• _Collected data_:
____

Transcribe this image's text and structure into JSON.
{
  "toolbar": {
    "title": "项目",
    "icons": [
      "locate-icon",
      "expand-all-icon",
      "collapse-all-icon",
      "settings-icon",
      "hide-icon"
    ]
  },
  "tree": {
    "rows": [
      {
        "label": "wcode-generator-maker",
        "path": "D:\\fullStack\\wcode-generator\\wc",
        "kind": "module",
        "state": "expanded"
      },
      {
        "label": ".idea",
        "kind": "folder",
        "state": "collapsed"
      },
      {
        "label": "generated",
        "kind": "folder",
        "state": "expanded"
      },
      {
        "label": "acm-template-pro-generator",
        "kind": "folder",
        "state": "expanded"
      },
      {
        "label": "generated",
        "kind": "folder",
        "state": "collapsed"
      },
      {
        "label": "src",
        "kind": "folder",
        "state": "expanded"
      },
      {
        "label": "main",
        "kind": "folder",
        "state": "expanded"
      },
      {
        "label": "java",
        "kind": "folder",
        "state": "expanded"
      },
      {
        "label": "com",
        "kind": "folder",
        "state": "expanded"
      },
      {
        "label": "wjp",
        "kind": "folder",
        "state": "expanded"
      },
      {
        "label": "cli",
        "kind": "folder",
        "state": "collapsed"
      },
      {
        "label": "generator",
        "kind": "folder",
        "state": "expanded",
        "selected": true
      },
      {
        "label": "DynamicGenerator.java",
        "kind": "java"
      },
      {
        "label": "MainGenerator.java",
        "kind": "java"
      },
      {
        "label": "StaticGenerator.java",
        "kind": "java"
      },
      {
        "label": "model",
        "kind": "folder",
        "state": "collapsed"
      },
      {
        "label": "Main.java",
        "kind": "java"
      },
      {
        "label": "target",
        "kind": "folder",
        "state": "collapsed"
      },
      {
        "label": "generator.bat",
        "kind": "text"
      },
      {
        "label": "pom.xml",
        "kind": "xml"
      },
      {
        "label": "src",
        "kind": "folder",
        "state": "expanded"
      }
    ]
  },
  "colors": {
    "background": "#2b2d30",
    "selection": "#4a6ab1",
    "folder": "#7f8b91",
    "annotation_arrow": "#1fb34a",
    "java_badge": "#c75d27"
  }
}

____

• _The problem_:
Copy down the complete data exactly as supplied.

• _Task answer_:
Transcribe this image's text and structure into JSON.
{
  "toolbar": {
    "title": "项目",
    "icons": [
      "locate-icon",
      "expand-all-icon",
      "collapse-all-icon",
      "settings-icon",
      "hide-icon"
    ]
  },
  "tree": {
    "rows": [
      {
        "label": "wcode-generator-maker",
        "path": "D:\\fullStack\\wcode-generator\\wc",
        "kind": "module",
        "state": "expanded"
      },
      {
        "label": ".idea",
        "kind": "folder",
        "state": "collapsed"
      },
      {
        "label": "generated",
        "kind": "folder",
        "state": "expanded"
      },
      {
        "label": "acm-template-pro-generator",
        "kind": "folder",
        "state": "expanded"
      },
      {
        "label": "generated",
        "kind": "folder",
        "state": "collapsed"
      },
      {
        "label": "src",
        "kind": "folder",
        "state": "expanded"
      },
      {
        "label": "main",
        "kind": "folder",
        "state": "expanded"
      },
      {
        "label": "java",
        "kind": "folder",
        "state": "expanded"
      },
      {
        "label": "com",
        "kind": "folder",
        "state": "expanded"
      },
      {
        "label": "wjp",
        "kind": "folder",
        "state": "expanded"
      },
      {
        "label": "cli",
        "kind": "folder",
        "state": "collapsed"
      },
      {
        "label": "generator",
        "kind": "folder",
        "state": "expanded",
        "selected": true
      },
      {
        "label": "DynamicGenerator.java",
        "kind": "java"
      },
      {
        "label": "MainGenerator.java",
        "kind": "java"
      },
      {
        "label": "StaticGenerator.java",
        "kind": "java"
      },
      {
        "label": "model",
        "kind": "folder",
        "state": "collapsed"
      },
      {
        "label": "Main.java",
        "kind": "java"
      },
      {
        "label": "target",
        "kind": "folder",
        "state": "collapsed"
      },
      {
        "label": "generator.bat",
        "kind": "text"
      },
      {
        "label": "pom.xml",
        "kind": "xml"
      },
      {
        "label": "src",
        "kind": "folder",
        "state": "expanded"
      }
    ]
  },
  "colors": {
    "background": "#2b2d30",
    "selection": "#4a6ab1",
    "folder": "#7f8b91",
    "annotation_arrow": "#1fb34a",
    "java_badge": "#c75d27"
  }
}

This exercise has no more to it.